[DIRECTIONS] Each entry below is to be duplicated verbatim.
● ● ● ● ● ● ●
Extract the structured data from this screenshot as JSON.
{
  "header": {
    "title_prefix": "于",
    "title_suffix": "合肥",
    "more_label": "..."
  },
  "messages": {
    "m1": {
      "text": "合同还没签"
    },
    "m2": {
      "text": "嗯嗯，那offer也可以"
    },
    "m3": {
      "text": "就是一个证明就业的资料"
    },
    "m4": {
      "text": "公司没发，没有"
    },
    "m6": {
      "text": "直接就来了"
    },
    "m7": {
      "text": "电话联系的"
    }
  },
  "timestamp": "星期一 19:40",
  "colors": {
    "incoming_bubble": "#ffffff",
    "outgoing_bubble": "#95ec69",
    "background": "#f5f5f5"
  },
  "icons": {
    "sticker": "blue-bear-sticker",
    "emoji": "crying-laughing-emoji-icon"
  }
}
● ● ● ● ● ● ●
[FINISHED EXERCISE]
Extract the structured data from this screenshot as JSON.
{
  "header": {
    "title_prefix": "于",
    "title_suffix": "合肥",
    "more_label": "..."
  },
  "messages": {
    "m1": {
      "text": "合同还没签"
    },
    "m2": {
      "text": "嗯嗯，那offer也可以"
    },
    "m3": {
      "text": "就是一个证明就业的资料"
    },
    "m4": {
      "text": "公司没发，没有"
    },
    "m6": {
      "text": "直接就来了"
    },
    "m7": {
      "text": "电话联系的"
    }
  },
  "timestamp": "星期一 19:40",
  "colors": {
    "incoming_bubble": "#ffffff",
    "outgoing_bubble": "#95ec69",
    "background": "#f5f5f5"
  },
  "icons": {
    "sticker": "blue-bear-sticker",
    "emoji": "crying-laughing-emoji-icon"
  }
}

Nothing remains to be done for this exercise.